→ **Aim of the exercise**
Each entry in the listing below should be restated word for word.

---

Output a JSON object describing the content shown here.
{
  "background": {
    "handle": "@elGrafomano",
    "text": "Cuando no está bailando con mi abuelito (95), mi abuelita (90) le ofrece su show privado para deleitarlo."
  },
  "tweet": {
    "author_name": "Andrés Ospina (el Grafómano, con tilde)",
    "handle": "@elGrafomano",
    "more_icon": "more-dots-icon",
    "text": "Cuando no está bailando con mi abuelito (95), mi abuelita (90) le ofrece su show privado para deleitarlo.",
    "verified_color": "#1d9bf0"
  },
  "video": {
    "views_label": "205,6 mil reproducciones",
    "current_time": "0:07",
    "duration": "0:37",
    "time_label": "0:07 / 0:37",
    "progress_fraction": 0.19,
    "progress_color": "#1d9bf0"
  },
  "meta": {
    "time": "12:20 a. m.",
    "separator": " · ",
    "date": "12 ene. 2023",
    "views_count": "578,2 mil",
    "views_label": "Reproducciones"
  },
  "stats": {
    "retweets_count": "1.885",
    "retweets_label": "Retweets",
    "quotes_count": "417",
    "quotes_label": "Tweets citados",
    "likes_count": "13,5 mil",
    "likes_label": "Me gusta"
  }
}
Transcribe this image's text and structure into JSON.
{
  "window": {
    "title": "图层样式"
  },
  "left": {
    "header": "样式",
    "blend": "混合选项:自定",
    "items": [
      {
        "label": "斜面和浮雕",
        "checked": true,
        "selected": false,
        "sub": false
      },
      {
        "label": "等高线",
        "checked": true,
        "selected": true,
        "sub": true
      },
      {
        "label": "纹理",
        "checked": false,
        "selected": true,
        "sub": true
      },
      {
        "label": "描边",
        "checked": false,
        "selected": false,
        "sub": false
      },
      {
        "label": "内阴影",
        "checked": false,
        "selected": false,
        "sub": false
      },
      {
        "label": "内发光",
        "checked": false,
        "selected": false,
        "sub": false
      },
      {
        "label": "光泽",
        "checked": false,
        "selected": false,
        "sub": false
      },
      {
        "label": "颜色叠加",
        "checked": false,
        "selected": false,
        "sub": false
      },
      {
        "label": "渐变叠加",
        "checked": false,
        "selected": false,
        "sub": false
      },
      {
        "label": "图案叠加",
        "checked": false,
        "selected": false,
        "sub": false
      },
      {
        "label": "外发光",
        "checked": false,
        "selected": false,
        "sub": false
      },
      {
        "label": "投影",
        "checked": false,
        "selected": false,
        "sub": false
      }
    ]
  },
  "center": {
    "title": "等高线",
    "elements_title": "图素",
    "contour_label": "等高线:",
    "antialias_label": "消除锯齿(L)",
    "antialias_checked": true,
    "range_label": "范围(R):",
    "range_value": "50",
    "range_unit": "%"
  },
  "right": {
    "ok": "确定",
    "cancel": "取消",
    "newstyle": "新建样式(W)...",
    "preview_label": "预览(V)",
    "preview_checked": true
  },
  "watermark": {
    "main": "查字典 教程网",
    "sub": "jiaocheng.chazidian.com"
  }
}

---

→ **Task answer**
Output a JSON object describing the content shown here.
{
  "background": {
    "handle": "@elGrafomano",
    "text": "Cuando no está bailando con mi abuelito (95), mi abuelita (90) le ofrece su show privado para deleitarlo."
  },
  "tweet": {
    "author_name": "Andrés Ospina (el Grafómano, con tilde)",
    "handle": "@elGrafomano",
    "more_icon": "more-dots-icon",
    "text": "Cuando no está bailando con mi abuelito (95), mi abuelita (90) le ofrece su show privado para deleitarlo.",
    "verified_color": "#1d9bf0"
  },
  "video": {
    "views_label": "205,6 mil reproducciones",
    "current_time": "0:07",
    "duration": "0:37",
    "time_label": "0:07 / 0:37",
    "progress_fraction": 0.19,
    "progress_color": "#1d9bf0"
  },
  "meta": {
    "time": "12:20 a. m.",
    "separator": " · ",
    "date": "12 ene. 2023",
    "views_count": "578,2 mil",
    "views_label": "Reproducciones"
  },
  "stats": {
    "retweets_count": "1.885",
    "retweets_label": "Retweets",
    "quotes_count": "417",
    "quotes_label": "Tweets citados",
    "likes_count": "13,5 mil",
    "likes_label": "Me gusta"
  }
}
Transcribe this image's text and structure into JSON.
{
  "window": {
    "title": "图层样式"
  },
  "left": {
    "header": "样式",
    "blend": "混合选项:自定",
    "items": [
      {
        "label": "斜面和浮雕",
        "checked": true,
        "selected": false,
        "sub": false
      },
      {
        "label": "等高线",
        "checked": true,
        "selected": true,
        "sub": true
      },
      {
        "label": "纹理",
        "checked": false,
        "selected": true,
        "sub": true
      },
      {
        "label": "描边",
        "checked": false,
        "selected": false,
        "sub": false
      },
      {
        "label": "内阴影",
        "checked": false,
        "selected": false,
        "sub": false
      },
      {
        "label": "内发光",
        "checked": false,
        "selected": false,
        "sub": false
      },
      {
        "label": "光泽",
        "checked": false,
        "selected": false,
        "sub": false
      },
      {
        "label": "颜色叠加",
        "checked": false,
        "selected": false,
        "sub": false
      },
      {
        "label": "渐变叠加",
        "checked": false,
        "selected": false,
        "sub": false
      },
      {
        "label": "图案叠加",
        "checked": false,
        "selected": false,
        "sub": false
      },
      {
        "label": "外发光",
        "checked": false,
        "selected": false,
        "sub": false
      },
      {
        "label": "投影",
        "checked": false,
        "selected": false,
        "sub": false
      }
    ]
  },
  "center": {
    "title": "等高线",
    "elements_title": "图素",
    "contour_label": "等高线:",
    "antialias_label": "消除锯齿(L)",
    "antialias_checked": true,
    "range_label": "范围(R):",
    "range_value": "50",
    "range_unit": "%"
  },
  "right": {
    "ok": "确定",
    "cancel": "取消",
    "newstyle": "新建样式(W)...",
    "preview_label": "预览(V)",
    "preview_checked": true
  },
  "watermark": {
    "main": "查字典 教程网",
    "sub": "jiaocheng.chazidian.com"
  }
}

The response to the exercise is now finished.